After a year of having an on-again, off-again “funny stomach” that I blamed on bad food or bad-for-me food or a passing flu, I woke up one morning with excruciating pain just under my right rib cage.
A few hours later it passed, but I knew I couldn’t blame the episode on bad food or the flu. Within a few weeks I saw several doctors who concluded that my gallbladder was the culprit. Surgery was scheduled, but in the meantime I still had graduate classes, work, and household duties.
It was difficult to keep up with my responsibilities. The pain was so strong sometimes that all I could do was lie still, nibbling on crackers to try to settle my stomach. Additionally, I was relearning what I could and couldn’t eat, which meant I spent a lot of time worrying about what I’d eat at weekly work lunches and how that would affect me. Plus there were all the doctor appointments. I had blood drawn at least once a week for months and saw four different doctors during the ordeal.
One professor showed me endless grace that semester. I missed several classes, couldn’t help out with a group presentation, and was behind on a few assignments. Each time, though, she assured me that whatever I could do would be enough. I couldn’t help but feel guilty.
After surgery, friends and family helped out. One person stayed with me while my husband, Jim, refilled my pain medication. Another brought magazines and some post-surgery food. Some friends brought food from a local BBQ restaurant for Jim to eat so he didn’t have to share my bland meals. Despite their generosity, all I could focus on was how terrible I looked in front of guests.
Jim helped the most post-surgery, and he seemed happy to do so. I quickly learned how unwilling I was to accept his help, though. The night I arrived home from surgery, for example, I felt great, so I made some oatmeal and sat to watch TV with Jim. The shows lifted my spirits and reminded me that this nightmare would soon be over.
At 10 p.m., everything changed. I attempted to get out of the chair and realized that I couldn’t. Jim had fallen asleep on the couch next to me. I didn’t want to disturb him, so I carefully tried to wiggle out of the chair, using my arm strength instead of my abdominal muscles. As I stood, I felt a ripping sensation inside. The sharpness took my breath away, and I immediately started to sob. The sobbing, though, shook my stomach, which increased the pain, which made me want to cry even more. I tried to sit back down and discovered I couldn’t do that either.
I stood there, wanting to scream in agony, yet knowing that too would hurt my incision.

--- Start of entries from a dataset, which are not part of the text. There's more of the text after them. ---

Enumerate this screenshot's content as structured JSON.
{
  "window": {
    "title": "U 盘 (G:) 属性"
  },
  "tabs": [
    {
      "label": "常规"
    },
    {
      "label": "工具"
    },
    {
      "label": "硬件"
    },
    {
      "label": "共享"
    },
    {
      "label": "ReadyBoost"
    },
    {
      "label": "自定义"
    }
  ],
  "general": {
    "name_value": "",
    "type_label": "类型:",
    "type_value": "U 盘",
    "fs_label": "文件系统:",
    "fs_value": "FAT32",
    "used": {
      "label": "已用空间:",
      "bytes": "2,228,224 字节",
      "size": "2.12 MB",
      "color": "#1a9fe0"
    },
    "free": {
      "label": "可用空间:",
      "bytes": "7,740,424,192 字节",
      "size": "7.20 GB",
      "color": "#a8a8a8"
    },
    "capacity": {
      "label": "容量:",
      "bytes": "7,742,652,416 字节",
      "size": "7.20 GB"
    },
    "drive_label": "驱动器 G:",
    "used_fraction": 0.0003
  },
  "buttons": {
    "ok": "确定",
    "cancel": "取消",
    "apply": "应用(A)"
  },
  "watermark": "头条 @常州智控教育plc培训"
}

I managed to make enough noise to wake my husband. Startled by the terror in my eyes, he quickly got up, walked me slowly to bed, and supported me as I lay down. He propped up my head and shoulders with pillows, got me more pain medication and cold water to sip, and sat with me while I regained composure. For the next five days, Jim had to help me sit up and lie down. He brought me food, entertained me with games, and distracted me when I felt nauseated or in pain.
You’d think I would be grateful, that I’d accept his help more than willingly. Yet just a few days later, I tried to sit up on my own. I felt stronger, and the pain was nearly gone. But then the terrible ripping pain came again, all because I wanted so desperately to be independent.

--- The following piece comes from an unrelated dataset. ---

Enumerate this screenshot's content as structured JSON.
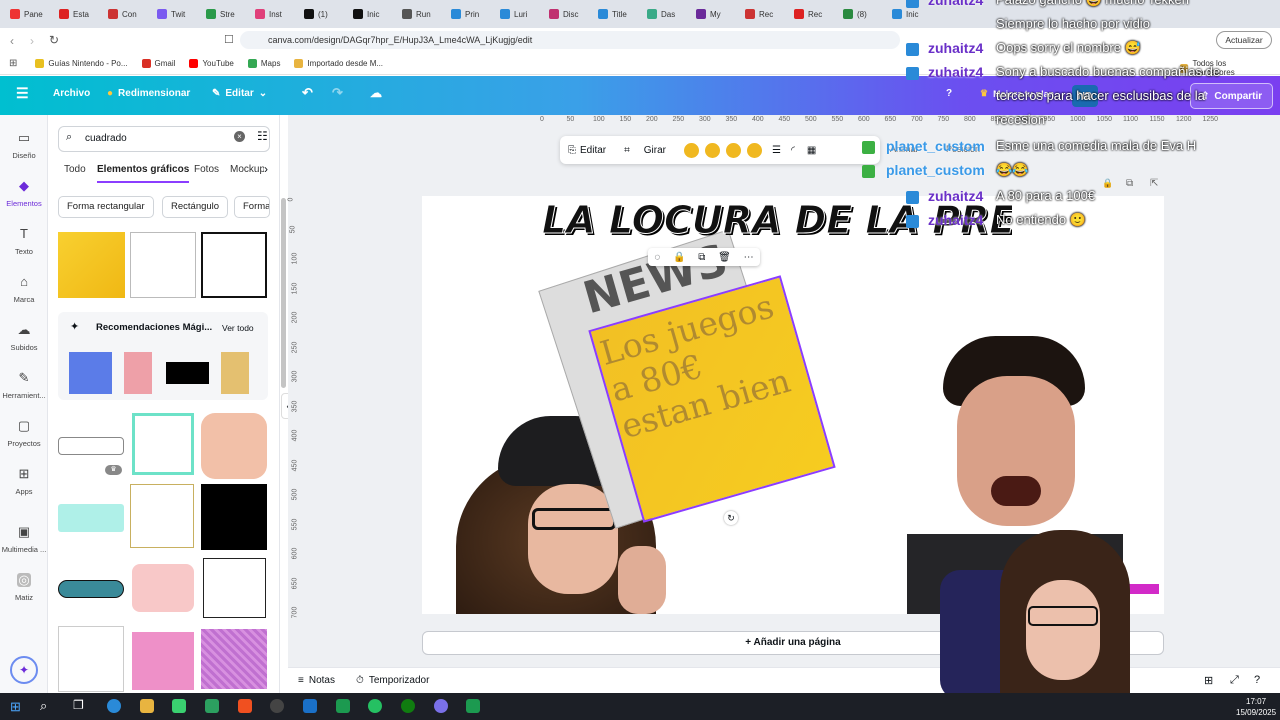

As I lay there helpless, I had to face the fact that I needed to accept the help Jim and others were giving me. I knew deep down this was a pride issue. I didn’t want to need anyone. I wanted to be independent, to prove my worth, to contribute. I hated having to depend on others so much. I sent up a prayer, Why do I keep doing this, God? Why am I so eager to prove myself? I determined to be better at accepting my husband’s help. But it was still a slow process.
Shortly after returning to classes, my grace-filled professor gave us an assignment: keep a journal of grace-sightings that week, times when people showed us grace, or when we were able to show others grace. In her wisdom, she stated that showing others grace was an opportunity to bless someone, and accepting grace was an opportunity to allow someone else to be a blessing. That shift in perspective was exactly what I needed.
I began to see grace differently, and I was more willing to accept grace from others, knowing that I was allowing them to be a blessing. Even, perhaps, allowing God to work through them to bless and provide for me. I became less obsessed with proving my worth, and more comfortable resting in the worth that God has already bestowed on me. Although I still fight it sometimes, I’m learning to accept grace from others more and more. The true gift of grace is to know that we are full of worth, regardless of what we do (or don’t do), and to be freed from the never-ending treadmill of trying to prove ourselves.
How well do you accept grace from others? Are there times when it’s easier or more difficult?